Philippine TV network’s shutdown amid pandemic sparks uproar
Philippine church and business leaders expressed alarm Wednesday over a government agency’s shutdown of the country’s largest TV and radio network, which has been a major provider of news on the coronavirus outbreak.
International watchdogs condemned the closure of ABS-CBN Corp., which President Rodrigo Duterte has targeted in the past for its critical coverage, as a major blow to press freedom in an Asian bastion of democracy.
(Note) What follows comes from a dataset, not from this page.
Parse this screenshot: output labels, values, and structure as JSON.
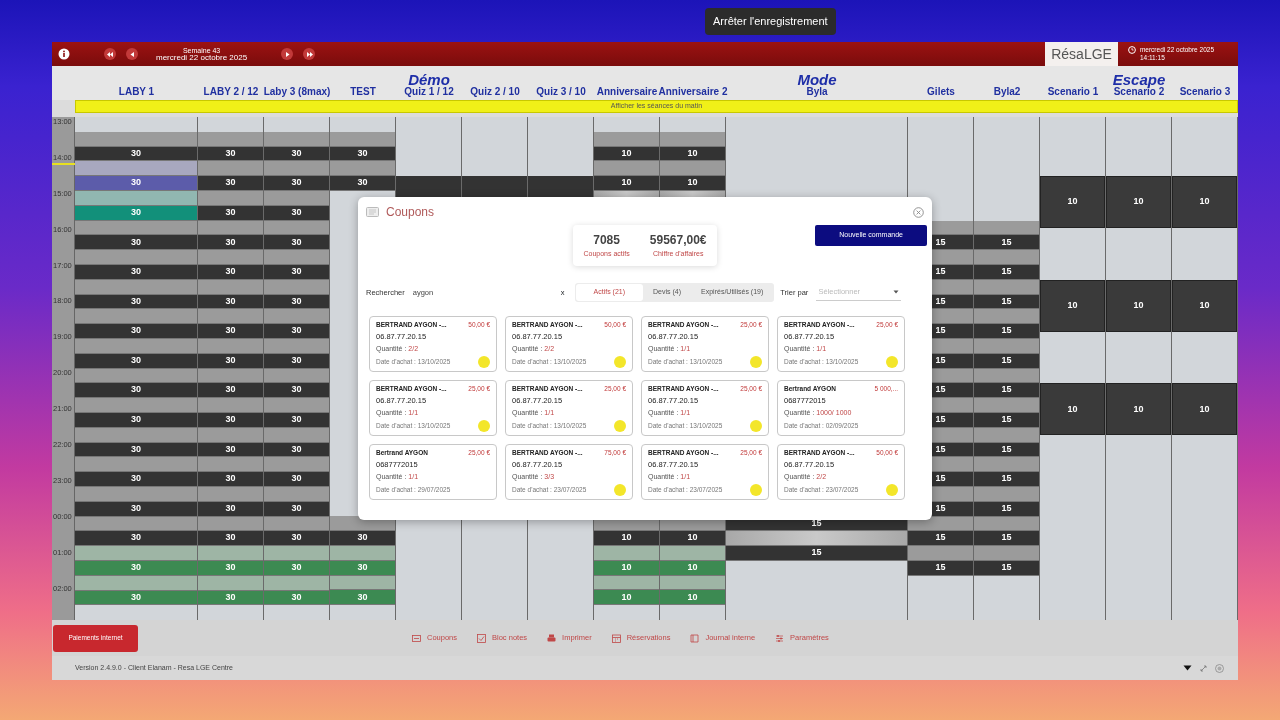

The National Telecommunications Commission ordered the media giant to stop operating after its 25-year congressional franchise ended Monday. It reversed a statement to Congress that it would issue a temporary permit while legislators assess a franchise renewal. Only the House of Representatives can grant or revoke such a franchise and its hearings have been delayed, in part by a coronavirus lockdown.
In a reflection of the extent of unease over the shutdown of the network, which went off air Tuesday night, both the opposition and key Duterte allies questioned the commission’s action.
Vice President Leni Robredo, who leads the opposition, said the timely dissemination of accurate information saves lives in a crisis and galvanizes national unity.
“Closing down ABS-CBN costs lives, on top of unnecessarily burdening the thousands who will lose their jobs,” she said.
The Philippines tries to lure its nurses to stay to help on front lines against COVID-19, but a legacy of exploitation frustrates the effort.
Rep. Franz Alvarez, who belongs to a pro-Duterte coalition and heads the House Committee on Legislative Franchises, said the telecommunications commission’s order “is a clear encroachment on the jurisdiction of the House.”
Alvarez told ABS-CBN’s DZMM radio station that commission officials told lawmakers in a hearing in March that they would issue a temporary operating permit to ABS-CBN while its franchise renewal was pending based on guidance from the Department of Justice.
“We’re really surprised why they backtracked so they have to explain,” Alvarez told DZMM before it too went off air late Tuesday.
The Makati Business Club, a prestigious group of top business executives, said the network’s closure was a setback to national unity amid the unprecedented crisis.
Amnesty International in the Philippines said the closure order was an “outrageous attack” on media freedom and asked the government to immediately bring the network back on air.
Bishop Gerardo Alminaza of the Catholic Bishops Conference of the Philippines protested the closure “on behalf of journalists and thousands of workers affected by the decision” as they struggled to cope with the contagion.
ABS-CBN has more than 11,000 news and production personnel nationwide. Aside from reporting on the coronavirus, which has infected nearly 10,000 people and killed 637 in the Philippines, it has also provided truckloads of food and medical aid.
Media watchdogs accused Duterte and his government of muzzling independent media like ABS-CBN that have reported critically on issues including the president’s anti-drug crackdown, in which thousands of mostly poor drug suspects have been killed. Government officials denied the closure was a press freedom issue, insisting that everyone must comply with the law.
Presidential spokesman Harry Roque said Tuesday that ABS-CBN was free to seek legal solutions and added that Duterte has left its fate to Congress.
But ahead of the franchise expiration, Solicitor-General Jose Calida asked the Supreme Court in February to revoke the operating franchises of ABS-CBN and a subsidiary in a separate attempt to shut down the company for allegedly abusing its franchises and violating a constitutional prohibition on foreign investment in Philippine media. ABS-CBN denied the allegations.
Must-read stories from the L.A. Times
Get all the day's most vital news with our Today's Headlines newsletter, sent every weekday morning.
You may occasionally receive promotional content from the Los Angeles Times.